Joblessness is another threat. The Bank expects unemployment to hit 7.5pc this year, which is less severe than the financial crisis and short of the 9pc previously anticipated, but still a fearsome increase from below 4pc before Covid-19 arrived.
It will fall to 6pc next year and only come close to pre-pandemic levels at 4.5pc in 2022.
This forecast has been upgraded, but still shows a major hit to the economy. Analysts are sceptical. George Buckley at Nomura calls it “too optimistic”. Kallum Pickering at Berenberg Bank says it will take until 2023 before the economy gets back to its late-2019 size, more than a year after the Bank of England’s forecast.
So what more can the Bank do to boost the economy if growth falls short of expectations? Negative interest rates could be one answer.
The Bank’s analysis in the Monetary Policy Report listed a series of reasons why this could be a bad idea, as it potentially harms bank lending.
“As a result, negative policy rates at this time could be less effective as a tool to stimulate the economy,” said the analysis.
Yet Bailey indicated it was already in the Bank’s “toolkit”, suggesting it was ready for use if and when he deemed it appropriate.
He said it might be best to go sub-zero during the recovery, rather than at the peak of a crisis.
Economists at Citi expect the Bank to take rates to zero in November, add another £50bn to quantitative easing, and then go negative in 2021.
Keep on lending
Banks are under clear instructions to keep on lending. They face credit losses of up to £80bn, as some businesses and households will struggle to repay their debts, but the Financial Policy Committee told lenders they still have plenty of capacity to dish out loans.
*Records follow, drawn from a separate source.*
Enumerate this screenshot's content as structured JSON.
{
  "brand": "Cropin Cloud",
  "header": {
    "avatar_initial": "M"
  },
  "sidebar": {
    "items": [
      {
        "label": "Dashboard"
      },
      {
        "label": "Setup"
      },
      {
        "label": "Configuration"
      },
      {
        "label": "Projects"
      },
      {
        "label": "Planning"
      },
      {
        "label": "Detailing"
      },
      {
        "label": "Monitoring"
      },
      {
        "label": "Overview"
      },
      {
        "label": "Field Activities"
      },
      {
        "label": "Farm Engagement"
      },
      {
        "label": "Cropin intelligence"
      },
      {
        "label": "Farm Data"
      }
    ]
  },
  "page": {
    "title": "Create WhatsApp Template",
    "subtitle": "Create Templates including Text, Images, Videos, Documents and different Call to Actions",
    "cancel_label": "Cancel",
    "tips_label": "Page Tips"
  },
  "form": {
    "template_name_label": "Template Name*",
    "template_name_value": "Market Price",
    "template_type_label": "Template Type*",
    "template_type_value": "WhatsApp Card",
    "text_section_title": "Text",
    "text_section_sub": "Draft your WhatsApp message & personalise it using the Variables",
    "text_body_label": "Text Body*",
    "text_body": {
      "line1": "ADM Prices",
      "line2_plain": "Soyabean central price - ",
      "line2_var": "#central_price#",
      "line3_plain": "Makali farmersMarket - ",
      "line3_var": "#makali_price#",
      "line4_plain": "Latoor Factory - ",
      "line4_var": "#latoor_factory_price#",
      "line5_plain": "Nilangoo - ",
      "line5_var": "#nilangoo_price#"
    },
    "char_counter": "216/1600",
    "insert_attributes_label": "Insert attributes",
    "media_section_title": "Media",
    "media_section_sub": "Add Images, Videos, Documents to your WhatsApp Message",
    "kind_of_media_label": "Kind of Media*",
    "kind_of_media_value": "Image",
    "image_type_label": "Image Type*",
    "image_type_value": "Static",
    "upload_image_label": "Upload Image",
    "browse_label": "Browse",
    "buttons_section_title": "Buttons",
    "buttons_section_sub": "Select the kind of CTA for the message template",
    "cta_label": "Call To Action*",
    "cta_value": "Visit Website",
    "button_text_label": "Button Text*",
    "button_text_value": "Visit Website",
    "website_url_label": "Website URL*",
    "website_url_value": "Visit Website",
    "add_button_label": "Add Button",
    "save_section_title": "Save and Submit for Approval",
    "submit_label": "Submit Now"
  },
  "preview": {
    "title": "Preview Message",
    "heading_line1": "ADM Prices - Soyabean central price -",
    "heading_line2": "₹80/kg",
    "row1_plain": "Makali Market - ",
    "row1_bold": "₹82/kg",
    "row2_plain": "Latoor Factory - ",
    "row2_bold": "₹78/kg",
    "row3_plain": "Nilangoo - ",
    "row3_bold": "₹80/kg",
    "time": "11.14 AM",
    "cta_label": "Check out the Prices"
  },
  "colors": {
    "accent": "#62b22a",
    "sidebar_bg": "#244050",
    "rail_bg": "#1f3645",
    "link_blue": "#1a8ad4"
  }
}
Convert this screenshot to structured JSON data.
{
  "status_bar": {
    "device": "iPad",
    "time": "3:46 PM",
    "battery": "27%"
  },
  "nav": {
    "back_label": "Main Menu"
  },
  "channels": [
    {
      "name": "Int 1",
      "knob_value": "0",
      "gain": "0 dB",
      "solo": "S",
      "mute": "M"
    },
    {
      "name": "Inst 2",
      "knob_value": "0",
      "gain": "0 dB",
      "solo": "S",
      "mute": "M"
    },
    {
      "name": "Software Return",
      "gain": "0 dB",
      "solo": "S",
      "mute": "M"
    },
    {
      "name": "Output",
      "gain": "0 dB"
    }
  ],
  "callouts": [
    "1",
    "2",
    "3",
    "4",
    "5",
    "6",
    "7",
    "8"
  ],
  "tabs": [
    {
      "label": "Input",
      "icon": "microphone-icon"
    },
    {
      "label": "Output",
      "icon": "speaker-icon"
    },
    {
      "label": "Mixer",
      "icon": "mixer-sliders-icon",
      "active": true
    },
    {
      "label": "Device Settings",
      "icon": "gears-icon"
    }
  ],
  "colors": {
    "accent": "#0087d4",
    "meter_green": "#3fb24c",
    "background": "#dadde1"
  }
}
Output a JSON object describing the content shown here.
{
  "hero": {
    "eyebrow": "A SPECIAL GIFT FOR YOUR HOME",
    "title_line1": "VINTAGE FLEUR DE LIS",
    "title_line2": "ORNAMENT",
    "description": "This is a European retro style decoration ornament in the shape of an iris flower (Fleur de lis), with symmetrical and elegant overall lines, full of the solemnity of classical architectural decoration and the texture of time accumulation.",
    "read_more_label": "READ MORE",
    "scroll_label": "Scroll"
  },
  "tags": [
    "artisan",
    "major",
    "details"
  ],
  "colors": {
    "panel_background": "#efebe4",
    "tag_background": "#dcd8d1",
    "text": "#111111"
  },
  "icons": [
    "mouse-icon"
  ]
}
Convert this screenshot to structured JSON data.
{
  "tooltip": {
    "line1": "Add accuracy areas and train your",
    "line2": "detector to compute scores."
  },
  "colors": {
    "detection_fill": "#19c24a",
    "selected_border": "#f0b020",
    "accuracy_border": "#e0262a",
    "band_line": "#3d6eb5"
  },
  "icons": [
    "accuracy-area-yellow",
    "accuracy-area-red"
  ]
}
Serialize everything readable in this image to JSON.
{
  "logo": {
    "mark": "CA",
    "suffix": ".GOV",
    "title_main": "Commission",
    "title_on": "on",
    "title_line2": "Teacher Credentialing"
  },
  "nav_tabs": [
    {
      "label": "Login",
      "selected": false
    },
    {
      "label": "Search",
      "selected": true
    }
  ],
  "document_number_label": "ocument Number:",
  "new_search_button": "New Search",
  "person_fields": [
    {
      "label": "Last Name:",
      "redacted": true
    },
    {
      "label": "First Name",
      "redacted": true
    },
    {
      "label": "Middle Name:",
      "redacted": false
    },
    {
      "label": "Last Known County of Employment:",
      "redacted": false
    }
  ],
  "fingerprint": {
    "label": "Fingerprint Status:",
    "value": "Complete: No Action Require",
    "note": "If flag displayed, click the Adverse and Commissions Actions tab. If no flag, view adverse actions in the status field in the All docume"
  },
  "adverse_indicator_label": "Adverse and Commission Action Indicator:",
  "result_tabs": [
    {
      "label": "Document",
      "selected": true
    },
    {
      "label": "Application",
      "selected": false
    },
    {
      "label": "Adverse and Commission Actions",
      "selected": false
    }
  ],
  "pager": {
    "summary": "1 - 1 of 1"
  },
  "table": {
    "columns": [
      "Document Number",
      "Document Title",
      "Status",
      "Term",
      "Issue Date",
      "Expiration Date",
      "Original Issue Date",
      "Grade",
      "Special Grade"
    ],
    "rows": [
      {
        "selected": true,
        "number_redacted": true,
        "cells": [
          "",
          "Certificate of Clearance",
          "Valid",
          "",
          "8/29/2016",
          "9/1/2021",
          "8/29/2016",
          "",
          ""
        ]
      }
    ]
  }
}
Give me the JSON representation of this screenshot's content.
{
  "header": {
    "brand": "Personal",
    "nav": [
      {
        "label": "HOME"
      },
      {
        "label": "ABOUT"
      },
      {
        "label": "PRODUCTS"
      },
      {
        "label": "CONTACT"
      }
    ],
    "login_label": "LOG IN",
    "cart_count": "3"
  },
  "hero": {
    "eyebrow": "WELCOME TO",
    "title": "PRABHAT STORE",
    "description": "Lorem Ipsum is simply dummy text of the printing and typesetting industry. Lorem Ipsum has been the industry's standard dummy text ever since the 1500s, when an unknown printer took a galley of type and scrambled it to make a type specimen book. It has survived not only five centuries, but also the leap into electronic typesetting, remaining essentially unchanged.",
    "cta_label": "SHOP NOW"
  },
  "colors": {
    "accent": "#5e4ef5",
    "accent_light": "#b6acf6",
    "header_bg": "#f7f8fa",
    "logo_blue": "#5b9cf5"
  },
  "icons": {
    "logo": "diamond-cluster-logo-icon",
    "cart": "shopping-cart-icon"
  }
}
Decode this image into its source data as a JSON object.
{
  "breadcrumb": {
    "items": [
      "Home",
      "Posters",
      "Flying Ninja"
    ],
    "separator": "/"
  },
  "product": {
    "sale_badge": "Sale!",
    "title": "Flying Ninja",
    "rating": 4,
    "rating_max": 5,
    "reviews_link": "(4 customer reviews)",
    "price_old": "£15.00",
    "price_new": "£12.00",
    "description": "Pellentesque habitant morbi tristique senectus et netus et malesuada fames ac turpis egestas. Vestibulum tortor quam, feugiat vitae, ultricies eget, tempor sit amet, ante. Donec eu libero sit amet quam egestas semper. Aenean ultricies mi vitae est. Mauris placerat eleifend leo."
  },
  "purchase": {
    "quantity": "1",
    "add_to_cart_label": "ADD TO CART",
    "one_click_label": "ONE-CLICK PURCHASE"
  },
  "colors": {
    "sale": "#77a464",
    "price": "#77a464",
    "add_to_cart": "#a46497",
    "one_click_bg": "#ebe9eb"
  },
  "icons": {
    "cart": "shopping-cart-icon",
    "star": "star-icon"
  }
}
It estimates lenders could handle a recession twice as big as this, based on last year’s “stress tests” of their financial buffers.
On top of that, family finances are in a better position than they were going into the credit crunch. More pressingly, the Bank wants to make sure financial markets can handle big economic shocks without having to rely on enormous injections of liquidity such as that seen in March.
Tensions have calmed in recent months, but “underlying vulnerabilities remain and disruption could resurface in the face of certain triggers. There could also be an amplified tightening of credit conditions in the event of a large wave of downgrades of corporate bonds or leveraged loans”.
That is the next big risk to watch, for big businesses, the institutions which lend to them, and so the economy as a whole.
The Bank of England’s headquarters in the City of London. The central bank has issued a relatively upbeat analysis of the UK’s economic picture, compared with May